2) Material from a CME is likely to impact Earth within 96 hours.
3) There is a possibility of either M or X class flares within the next 48 hours.
Green: 0-20% probability, Yellow: 20-60% probability, Red: 60-100% probability.
Compare to the previous day's image.
Data for all numbered solar regions according to the Solar Region Summary provided by NOAA/SEC. Comments are my own, as is the STAR spot count (spots observed at or inside a few hours before midnight) and data for regions not numbered by SEC or where SEC has observed no spots.
|Solar region||Date numbered||SEC
|Location at midnight||Area||Classification||Comment|
classification was CSO
classification was HSX
|Total spot count:||54||56|
flux at Earth
|International sunspot number||Smoothed sunspot number|
cycle 23 sunspot max.
|2003.02||124.5||46.0||(77.2 predicted, -3.8)|
|2003.03||131.4||61.1||(71.5 predicted, -5.7)|
|2003.04||126.4||60.0||(66.6 predicted, -4.9)|
|2003.05||115.7||55.2||(61.7 predicted, -4.9)|
|2003.06||129.3||77.4||(57.7 predicted, -4.0)|
|2003.07||127.7||85.0||(54.1 predicted, -3.6)|
|2003.08||125.4 (1)||66.1 (2)||(52.3 predicted, -1.8)|
1) Running average based on the daily 20:00 UTC observed solar flux value at 2800 MHz.
2) Unofficial, accumulated value based on the Boulder (NOAA/SEC) sunspot number. The official international sunspot number is typically 30-50% less.
This report has been prepared by Jan Alvestad. It is based partly on my own observations and analysis, and partly on data from sources noted in solar links.
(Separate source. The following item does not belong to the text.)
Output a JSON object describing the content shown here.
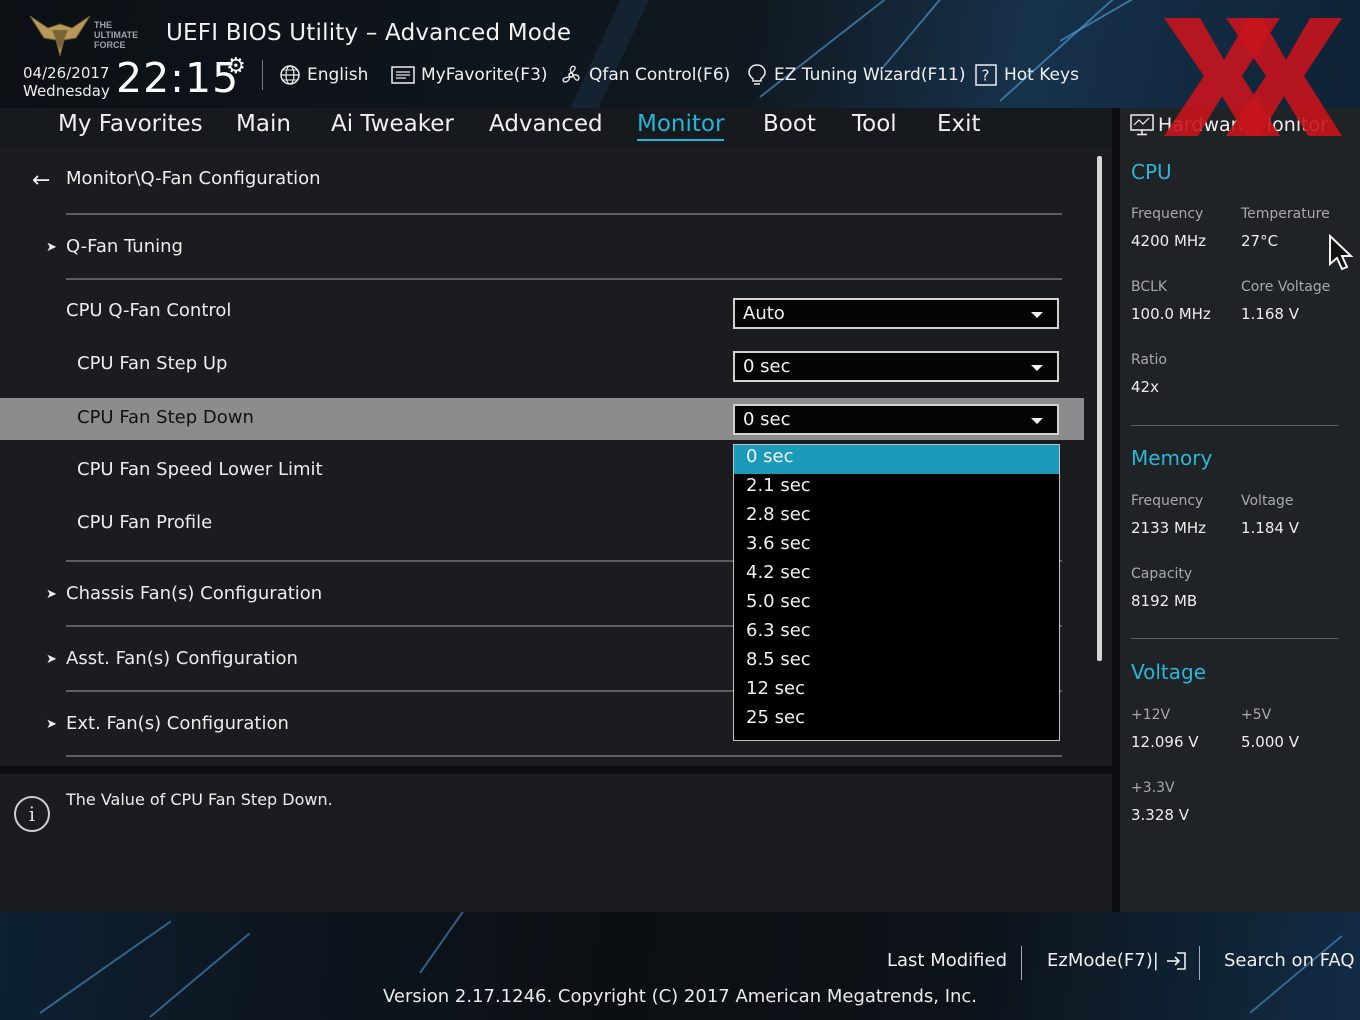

All time references are to the UTC day. Comments and suggestions are always welcome.